I am referring to the second of my original amendments, which has not been circulated due to a misunderstanding; however, it is a misunderstanding that I am quite happy to accept. My original second amendment was around specialist e-cigarette retailers. So, rather than forcing people who wanted to purchase a vaporiser into — —
The ACTING PRESIDENT (Mr Finn) — Order! Ms Patten, just for the benefit of the Chair, the second amendment that you are referring to that has not been distributed, are you going ahead with that amendment?
Ms PATTEN — At this stage, no, I will not. I think there was just a slight misunderstanding with the table office.
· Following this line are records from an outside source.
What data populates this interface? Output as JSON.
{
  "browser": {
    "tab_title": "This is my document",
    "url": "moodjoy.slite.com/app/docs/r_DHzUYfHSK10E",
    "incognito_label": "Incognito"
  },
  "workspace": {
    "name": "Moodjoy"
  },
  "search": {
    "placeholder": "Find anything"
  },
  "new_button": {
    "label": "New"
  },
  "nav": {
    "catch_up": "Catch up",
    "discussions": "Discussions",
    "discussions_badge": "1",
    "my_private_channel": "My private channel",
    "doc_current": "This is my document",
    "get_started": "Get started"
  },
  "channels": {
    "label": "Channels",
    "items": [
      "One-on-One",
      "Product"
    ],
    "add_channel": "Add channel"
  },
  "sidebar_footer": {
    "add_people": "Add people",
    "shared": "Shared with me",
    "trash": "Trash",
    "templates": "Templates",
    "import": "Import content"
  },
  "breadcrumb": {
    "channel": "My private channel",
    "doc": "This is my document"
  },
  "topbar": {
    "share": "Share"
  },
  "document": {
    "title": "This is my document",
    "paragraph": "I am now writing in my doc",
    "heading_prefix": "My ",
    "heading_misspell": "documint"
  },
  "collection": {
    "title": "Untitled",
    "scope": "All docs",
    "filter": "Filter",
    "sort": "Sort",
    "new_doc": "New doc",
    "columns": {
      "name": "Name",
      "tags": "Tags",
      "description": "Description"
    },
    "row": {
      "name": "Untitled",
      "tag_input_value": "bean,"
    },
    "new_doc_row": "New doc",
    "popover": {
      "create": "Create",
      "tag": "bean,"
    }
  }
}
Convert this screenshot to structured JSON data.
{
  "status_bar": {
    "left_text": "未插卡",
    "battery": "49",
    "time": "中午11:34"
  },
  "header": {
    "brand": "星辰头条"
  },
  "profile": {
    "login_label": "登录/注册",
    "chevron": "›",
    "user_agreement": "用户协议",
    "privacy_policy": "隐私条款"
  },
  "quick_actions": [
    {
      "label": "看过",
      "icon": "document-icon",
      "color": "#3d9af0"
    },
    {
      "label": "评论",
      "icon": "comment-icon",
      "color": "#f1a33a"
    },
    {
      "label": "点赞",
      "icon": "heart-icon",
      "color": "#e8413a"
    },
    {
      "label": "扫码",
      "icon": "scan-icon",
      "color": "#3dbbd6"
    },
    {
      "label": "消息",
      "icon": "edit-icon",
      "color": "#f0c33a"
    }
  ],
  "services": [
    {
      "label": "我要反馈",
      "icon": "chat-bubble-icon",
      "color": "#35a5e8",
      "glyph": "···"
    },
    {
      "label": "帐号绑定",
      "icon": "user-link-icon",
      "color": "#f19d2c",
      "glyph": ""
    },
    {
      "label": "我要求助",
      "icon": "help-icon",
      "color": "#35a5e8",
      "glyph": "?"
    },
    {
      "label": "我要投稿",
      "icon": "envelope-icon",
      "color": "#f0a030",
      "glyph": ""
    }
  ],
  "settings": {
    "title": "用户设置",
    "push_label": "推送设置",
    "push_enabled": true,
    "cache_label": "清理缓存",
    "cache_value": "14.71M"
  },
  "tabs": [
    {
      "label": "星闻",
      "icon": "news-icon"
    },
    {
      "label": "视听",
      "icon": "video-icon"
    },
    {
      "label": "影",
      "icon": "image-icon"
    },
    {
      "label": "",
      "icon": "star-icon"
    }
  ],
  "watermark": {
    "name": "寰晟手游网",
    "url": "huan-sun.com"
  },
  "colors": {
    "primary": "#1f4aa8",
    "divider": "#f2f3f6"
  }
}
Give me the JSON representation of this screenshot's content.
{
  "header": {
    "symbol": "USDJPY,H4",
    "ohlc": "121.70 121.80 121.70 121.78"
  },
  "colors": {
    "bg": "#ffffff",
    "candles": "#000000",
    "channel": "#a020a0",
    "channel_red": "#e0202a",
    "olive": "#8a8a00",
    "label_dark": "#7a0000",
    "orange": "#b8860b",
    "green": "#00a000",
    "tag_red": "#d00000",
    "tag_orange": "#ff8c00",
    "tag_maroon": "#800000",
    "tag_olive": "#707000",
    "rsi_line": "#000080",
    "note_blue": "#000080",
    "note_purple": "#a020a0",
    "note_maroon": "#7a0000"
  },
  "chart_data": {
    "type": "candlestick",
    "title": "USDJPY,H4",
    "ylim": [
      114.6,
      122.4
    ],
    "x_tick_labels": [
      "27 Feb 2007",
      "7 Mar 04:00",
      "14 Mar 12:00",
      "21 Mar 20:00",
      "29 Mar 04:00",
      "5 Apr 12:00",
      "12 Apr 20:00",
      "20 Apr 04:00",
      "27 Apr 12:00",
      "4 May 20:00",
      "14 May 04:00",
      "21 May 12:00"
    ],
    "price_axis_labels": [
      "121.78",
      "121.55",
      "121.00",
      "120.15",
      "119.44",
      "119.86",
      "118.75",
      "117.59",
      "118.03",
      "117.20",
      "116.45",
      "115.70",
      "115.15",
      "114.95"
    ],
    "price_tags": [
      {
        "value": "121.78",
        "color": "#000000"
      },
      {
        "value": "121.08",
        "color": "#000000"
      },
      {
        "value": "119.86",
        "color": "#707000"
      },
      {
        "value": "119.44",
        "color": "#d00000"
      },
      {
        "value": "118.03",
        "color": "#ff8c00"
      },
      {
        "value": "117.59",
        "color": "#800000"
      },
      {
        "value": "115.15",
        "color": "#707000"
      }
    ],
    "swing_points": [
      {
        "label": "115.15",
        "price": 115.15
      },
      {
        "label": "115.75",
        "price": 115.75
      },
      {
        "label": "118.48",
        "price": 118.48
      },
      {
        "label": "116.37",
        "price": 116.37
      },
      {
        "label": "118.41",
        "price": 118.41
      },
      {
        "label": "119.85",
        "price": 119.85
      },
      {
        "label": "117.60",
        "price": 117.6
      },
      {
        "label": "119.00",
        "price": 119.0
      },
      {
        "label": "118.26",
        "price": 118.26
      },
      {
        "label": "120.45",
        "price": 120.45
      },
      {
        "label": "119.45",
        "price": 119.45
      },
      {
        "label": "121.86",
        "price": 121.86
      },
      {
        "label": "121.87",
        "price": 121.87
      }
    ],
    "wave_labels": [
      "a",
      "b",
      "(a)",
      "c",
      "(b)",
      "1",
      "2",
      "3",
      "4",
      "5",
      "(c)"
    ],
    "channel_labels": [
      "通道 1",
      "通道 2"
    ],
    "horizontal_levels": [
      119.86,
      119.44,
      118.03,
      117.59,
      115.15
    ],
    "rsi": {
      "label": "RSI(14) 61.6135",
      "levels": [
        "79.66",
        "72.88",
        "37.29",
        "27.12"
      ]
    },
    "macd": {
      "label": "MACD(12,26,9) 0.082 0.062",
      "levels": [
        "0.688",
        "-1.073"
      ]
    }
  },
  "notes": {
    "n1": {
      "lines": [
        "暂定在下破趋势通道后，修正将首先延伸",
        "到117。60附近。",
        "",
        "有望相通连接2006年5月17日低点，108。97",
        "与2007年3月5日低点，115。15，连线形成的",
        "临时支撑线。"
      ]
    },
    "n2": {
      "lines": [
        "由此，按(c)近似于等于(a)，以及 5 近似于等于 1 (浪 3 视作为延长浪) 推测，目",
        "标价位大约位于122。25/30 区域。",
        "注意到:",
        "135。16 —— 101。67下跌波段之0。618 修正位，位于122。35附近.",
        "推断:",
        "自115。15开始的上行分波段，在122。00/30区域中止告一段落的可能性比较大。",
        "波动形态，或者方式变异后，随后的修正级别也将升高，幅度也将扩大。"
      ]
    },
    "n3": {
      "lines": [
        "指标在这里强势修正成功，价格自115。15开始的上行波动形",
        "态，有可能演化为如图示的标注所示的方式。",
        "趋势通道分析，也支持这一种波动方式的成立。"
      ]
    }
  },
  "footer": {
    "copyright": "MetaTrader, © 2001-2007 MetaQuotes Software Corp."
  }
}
My second amendment was to create a special category of specialist e-cigarette retailers, but I understand that the government has also put out an amendment that largely captures what I was trying to achieve in my original second amendment. I am happy to accept the government’s position as a fulsome compromise in this area and that the government’s amendments will allow for specialist e-cigarette retailers to display and demonstrate the products. It is a good compromise.
However, this bill still is fundamentally scientifically flawed. Smoking is smoking, and steaming and vaporising is another thing. I am all for the protection of children, and I am all for the protection of people from second-hand smoke; however, from the information that we are receiving we know fundamentally that these products, from a harm minimisation perspective, are products that we should not be trying to ban and restrict. We should be trying to enable people who are going through that struggle. I know that there are many people in this chamber who have struggled to give up the very harmful habit of smoking. As I say, a vaporiser is a product that contains no nicotine and no tobacco and does not ignite anything. Frankly, I think it is a product that we should be promoting. Other countries are promoting it.
I note Ms Wooldridge’s amendments in regard to making sure that these products are not attractive to children, and I totally agree with this. I would like to see these products restricted to age-restricted venues. I would like to see tobacco restricted to age-restricted venues, but I think Woolworths and Coles have got another say about that. While this bill goes some very positive ways in the outdoor smoking area, I do believe that we are possibly missing some opportunities in regard to personal vaporisers, where we are seeing other countries — New Zealand, the US, the UK, Canada — going down a very different path to us; most countries are going down a different path. So I would hope that we would take a very rational and sensible approach and enable adults who choose to use this product as a harm minimisation product to have access to this product. I look forward to speaking more about this in committee.